By Robert Thomas
In Matthew chapter 5, we read the beginning of Jesus’ most famous sermon, the Sermon on the Mount. In this sermon, Jesus teaches many things that contradict the world’s teaching, but reveal the type of life that God desires for His people. Instead of using worldly ways of thinking and behaving, Jesus encourages us to abandon what the world thinks, and counteract it with spiritual truths. Jesus begins this teaching with this thought: “Blessed are the poor in spirit, for theirs is the kingdom of heaven.”
These words are part of the very core of what it means to be a Christian. Jesus isn’t talking about being physically poor, He’s referring to the state of our souls.
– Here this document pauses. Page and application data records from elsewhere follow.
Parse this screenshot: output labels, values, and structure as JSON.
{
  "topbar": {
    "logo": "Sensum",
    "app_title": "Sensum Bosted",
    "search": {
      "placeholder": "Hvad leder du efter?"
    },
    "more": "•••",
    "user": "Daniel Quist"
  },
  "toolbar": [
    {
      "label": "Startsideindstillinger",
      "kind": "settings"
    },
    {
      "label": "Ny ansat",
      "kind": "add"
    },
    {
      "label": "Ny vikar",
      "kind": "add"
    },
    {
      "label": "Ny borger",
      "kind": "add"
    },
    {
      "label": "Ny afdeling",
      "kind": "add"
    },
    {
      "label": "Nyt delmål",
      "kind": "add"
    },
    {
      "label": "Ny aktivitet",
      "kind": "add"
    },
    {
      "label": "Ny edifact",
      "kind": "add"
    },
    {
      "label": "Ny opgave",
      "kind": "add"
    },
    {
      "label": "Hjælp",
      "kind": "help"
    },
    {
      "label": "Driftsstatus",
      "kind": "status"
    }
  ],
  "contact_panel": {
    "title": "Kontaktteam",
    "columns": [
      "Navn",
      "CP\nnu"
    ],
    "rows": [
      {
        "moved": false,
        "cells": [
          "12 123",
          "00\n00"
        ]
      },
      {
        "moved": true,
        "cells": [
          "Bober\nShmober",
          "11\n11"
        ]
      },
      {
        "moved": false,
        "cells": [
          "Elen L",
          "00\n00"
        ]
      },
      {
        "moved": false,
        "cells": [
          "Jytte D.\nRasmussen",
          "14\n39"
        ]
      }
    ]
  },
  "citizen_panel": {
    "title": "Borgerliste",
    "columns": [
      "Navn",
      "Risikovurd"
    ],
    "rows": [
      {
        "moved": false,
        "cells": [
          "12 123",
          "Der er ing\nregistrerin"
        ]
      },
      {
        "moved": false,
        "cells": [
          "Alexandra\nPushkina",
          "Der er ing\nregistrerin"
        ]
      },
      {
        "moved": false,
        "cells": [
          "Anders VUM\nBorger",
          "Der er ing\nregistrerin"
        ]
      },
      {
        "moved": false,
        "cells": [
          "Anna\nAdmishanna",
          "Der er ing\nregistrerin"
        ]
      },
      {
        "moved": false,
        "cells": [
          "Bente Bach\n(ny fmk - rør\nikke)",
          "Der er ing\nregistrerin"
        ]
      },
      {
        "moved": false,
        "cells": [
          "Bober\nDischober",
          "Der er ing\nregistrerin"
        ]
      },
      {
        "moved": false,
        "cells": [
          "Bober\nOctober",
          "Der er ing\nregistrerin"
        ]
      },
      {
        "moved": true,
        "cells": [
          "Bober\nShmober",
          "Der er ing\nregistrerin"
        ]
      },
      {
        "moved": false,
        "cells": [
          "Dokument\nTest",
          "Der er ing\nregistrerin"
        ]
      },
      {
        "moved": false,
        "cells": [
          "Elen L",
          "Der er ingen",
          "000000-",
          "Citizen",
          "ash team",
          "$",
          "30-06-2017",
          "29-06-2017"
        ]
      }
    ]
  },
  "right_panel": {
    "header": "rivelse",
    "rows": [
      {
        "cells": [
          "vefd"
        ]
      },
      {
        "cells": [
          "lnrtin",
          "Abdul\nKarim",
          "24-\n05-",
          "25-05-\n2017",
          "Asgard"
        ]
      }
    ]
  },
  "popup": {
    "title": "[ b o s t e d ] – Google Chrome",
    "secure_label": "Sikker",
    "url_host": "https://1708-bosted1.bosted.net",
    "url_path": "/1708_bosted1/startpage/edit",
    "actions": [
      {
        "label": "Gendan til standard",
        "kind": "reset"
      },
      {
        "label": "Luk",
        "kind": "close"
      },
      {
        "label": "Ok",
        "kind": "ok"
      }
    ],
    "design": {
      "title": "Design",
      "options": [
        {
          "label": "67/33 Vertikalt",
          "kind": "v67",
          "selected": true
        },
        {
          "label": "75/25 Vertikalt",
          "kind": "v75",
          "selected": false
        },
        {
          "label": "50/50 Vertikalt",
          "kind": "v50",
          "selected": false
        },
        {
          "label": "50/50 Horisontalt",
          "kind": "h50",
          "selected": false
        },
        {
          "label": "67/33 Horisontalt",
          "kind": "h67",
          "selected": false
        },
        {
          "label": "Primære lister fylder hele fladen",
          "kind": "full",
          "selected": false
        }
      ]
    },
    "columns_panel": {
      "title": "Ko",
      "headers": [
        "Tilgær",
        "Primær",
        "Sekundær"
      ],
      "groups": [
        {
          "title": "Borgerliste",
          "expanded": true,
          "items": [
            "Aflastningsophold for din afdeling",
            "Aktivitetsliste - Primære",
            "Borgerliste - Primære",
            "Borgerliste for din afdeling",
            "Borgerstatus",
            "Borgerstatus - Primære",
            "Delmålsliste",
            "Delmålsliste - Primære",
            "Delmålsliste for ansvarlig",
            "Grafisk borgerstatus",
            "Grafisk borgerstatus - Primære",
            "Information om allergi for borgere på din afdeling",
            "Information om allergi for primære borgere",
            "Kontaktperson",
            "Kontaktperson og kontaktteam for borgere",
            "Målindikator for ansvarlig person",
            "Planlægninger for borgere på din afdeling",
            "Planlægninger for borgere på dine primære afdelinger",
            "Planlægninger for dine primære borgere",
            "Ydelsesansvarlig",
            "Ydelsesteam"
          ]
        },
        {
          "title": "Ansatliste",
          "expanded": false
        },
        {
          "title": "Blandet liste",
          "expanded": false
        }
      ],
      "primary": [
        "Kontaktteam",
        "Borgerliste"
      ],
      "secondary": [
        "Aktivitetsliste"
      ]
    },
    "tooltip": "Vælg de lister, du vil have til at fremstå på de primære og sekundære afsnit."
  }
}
To be blessed, which could also be translated “happy”, or “fortunate”, is a benefit to the one who is poor in spirit. Although each person is spiritually dead inside because of their sin, Jesus still encourages His followers not just to be poor in spirit, but to acknowledge they are poor in spirit.
To live like we’re poor in spirit, we must first acknowledge our need before the Lord.
Instead of trying to be self-sufficient and solve our spiritual problems on our own, we must recognize our utterly desperate spiritual bankruptcy and come to Christ in humility, begging for forgiveness from our sins. To be a follower of Christ whatsoever, we must conclude that without Jesus, we are dead inside and have no hope of ever saving ourselves. Spiritual poverty is deeply rooted in the very Gospel itself – humanity is lost and in desperate need without a Savior, and Jesus came and died to pay the price for our sins. Since the price is paid, we can come to Jesus in belief and repentance and receive eternal life.
Living like we’re poor in spirit isn’t something only new believers have to worry about, because the Lord has always wanted His people to depend on Him for their every need. Belief in Jesus as Lord and confession of our sins isn’t just a place to start, it’s a model that should color every day of our lives. Throughout the Bible we are reminded that we should come before the Lord daily to confess our deep continual need, but probably the best example of this is the way Jesus lived his life. He would often go off by Himself to seek sustenance and guidance from the Lord, and He taught His disciples to pray each day for their daily bread from the Lord.
In our lives today, we cannot afford to forget our spiritual poverty, and we cannot escape the fact that without the Holy Spirit and the words of God constantly pouring into our lives, we are spiritually destitute.
We cannot ever reach a state of self-sufficiency in our walks with the Lord; we cannot ever become spiritual enough that we eliminate the need to consistently return to His presence to be filled. But take heart! The Bible promises that the mercies of the Lord are new every morning, and in His presence we find our true fulfillment and joy.
Pattern your life after Jesus, and live like He did. Live poor in spirit, because Jesus tells us that the kingdom of Heaven belongs to such as these.